"There was an agreement to review the media policy so as to create a climate where divergent voices will be heard," Justice Minister Patrick Chinamasa told the state-run Herald newspaper, after a three-day ministerial retreat in the resort town of Victoria Falls over the weekend.
"We want to see a multiplicity of media houses."
In 2002, President Robert Mugabe’s government introduced stringent media laws which banned foreign reporters and privately-owned daily newspapers, including a famously critical local paper.
Chinamasa said the government would also address the plight of prisoners.

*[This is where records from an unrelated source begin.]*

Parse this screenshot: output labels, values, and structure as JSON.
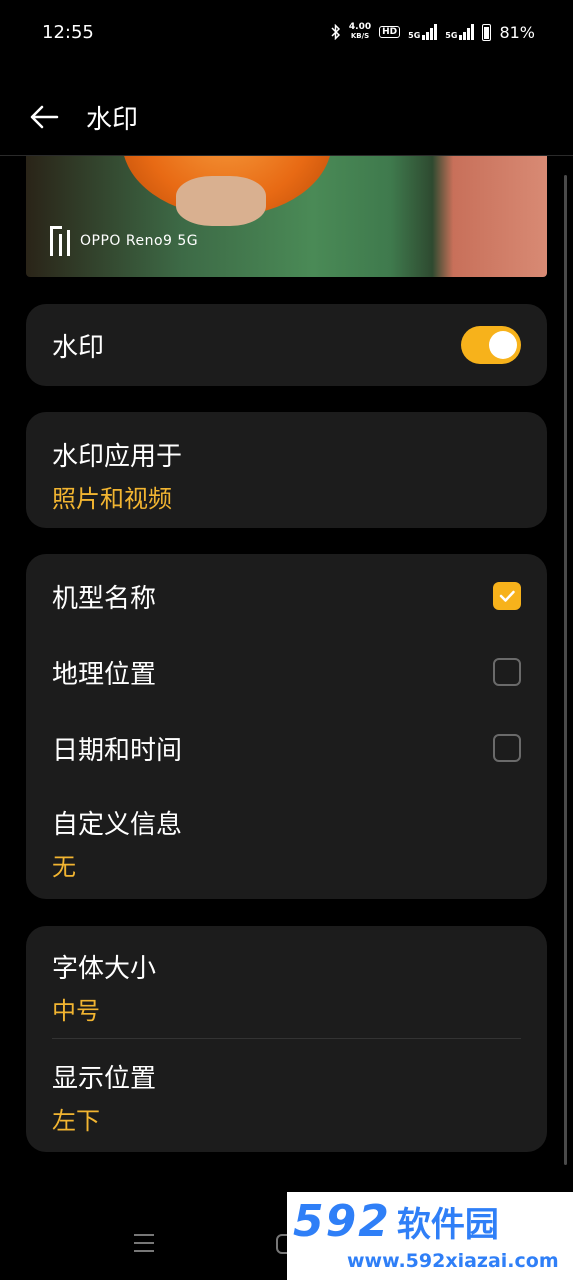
{
  "status_bar": {
    "time": "12:55",
    "net_speed": "4.00",
    "net_unit": "KB/S",
    "hd_label": "HD",
    "net1": "5G",
    "net2": "5G",
    "battery": "81%"
  },
  "header": {
    "title": "水印",
    "back_icon": "arrow-left-icon"
  },
  "preview": {
    "watermark_text": "OPPO Reno9 5G"
  },
  "watermark_card": {
    "label": "水印",
    "enabled": true
  },
  "apply_card": {
    "label": "水印应用于",
    "value": "照片和视频"
  },
  "info_card": {
    "items": [
      {
        "label": "机型名称",
        "checked": true
      },
      {
        "label": "地理位置",
        "checked": false
      },
      {
        "label": "日期和时间",
        "checked": false
      }
    ],
    "custom": {
      "label": "自定义信息",
      "value": "无"
    }
  },
  "style_card": {
    "font_size": {
      "label": "字体大小",
      "value": "中号"
    },
    "position": {
      "label": "显示位置",
      "value": "左下"
    }
  },
  "site_badge": {
    "num": "592",
    "name": "软件园",
    "url": "www.592xiazai.com"
  },
  "colors": {
    "accent": "#f7b21b",
    "accent_text": "#f2b531",
    "card": "#1c1c1c",
    "badge_blue": "#2f7ff7"
  }
}
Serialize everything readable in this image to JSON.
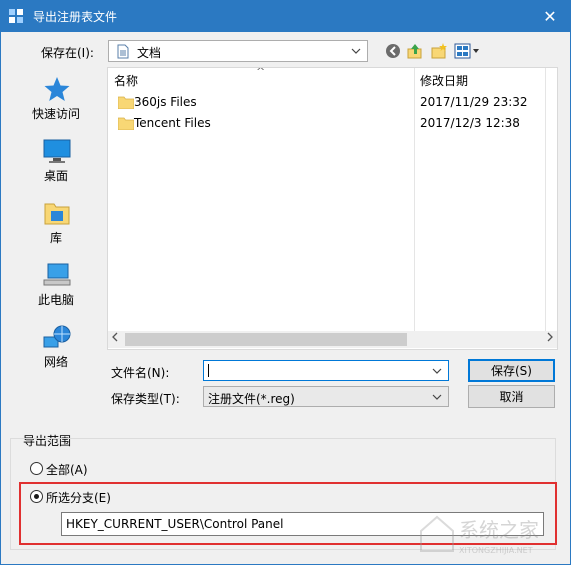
{
  "window": {
    "title": "导出注册表文件",
    "close_glyph": "✕"
  },
  "save_in": {
    "label": "保存在(I):",
    "value": "文档"
  },
  "places": [
    {
      "label": "快速访问"
    },
    {
      "label": "桌面"
    },
    {
      "label": "库"
    },
    {
      "label": "此电脑"
    },
    {
      "label": "网络"
    }
  ],
  "file_list": {
    "columns": [
      "名称",
      "修改日期"
    ],
    "sort_glyph": "^",
    "rows": [
      {
        "name": "360js Files",
        "date": "2017/11/29 23:32"
      },
      {
        "name": "Tencent Files",
        "date": "2017/12/3 12:38"
      }
    ]
  },
  "filename": {
    "label": "文件名(N):",
    "value": ""
  },
  "filetype": {
    "label": "保存类型(T):",
    "value": "注册文件(*.reg)"
  },
  "buttons": {
    "save": "保存(S)",
    "cancel": "取消"
  },
  "export_range": {
    "title": "导出范围",
    "all_label": "全部(A)",
    "branch_label": "所选分支(E)",
    "branch_value": "HKEY_CURRENT_USER\\Control Panel",
    "selected": "branch"
  },
  "watermark": {
    "text": "系统之家",
    "sub": "XITONGZHIJIA.NET"
  },
  "colors": {
    "titlebar": "#2b79c2",
    "highlight_box": "#e03030",
    "folder": "#f8d775"
  }
}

"We want to improve the justice delivery system including the restoration of prisoners’ rights," he said.
Last week, a television documentary filmed secretly by a South African investigative news programme showed shocking conditions inside Zimbabwean jails.
Pictures of emaciated prisoners suffering from malnutrition-related diseases, highlighted the plight of the hundreds of thousands prisoners starving inside prisons.
"We have agreed to meet the basic needs of all prisoners in terms of food, clothing, bedding and health within the next 30 days," said Chinamasa.
Zimbabwe’s three main political rivals formed a power-sharing government in February, following controversial presidential polls in March 2008 which saw Mugabe lose votes for the first time since 1980. – Sapa-AFP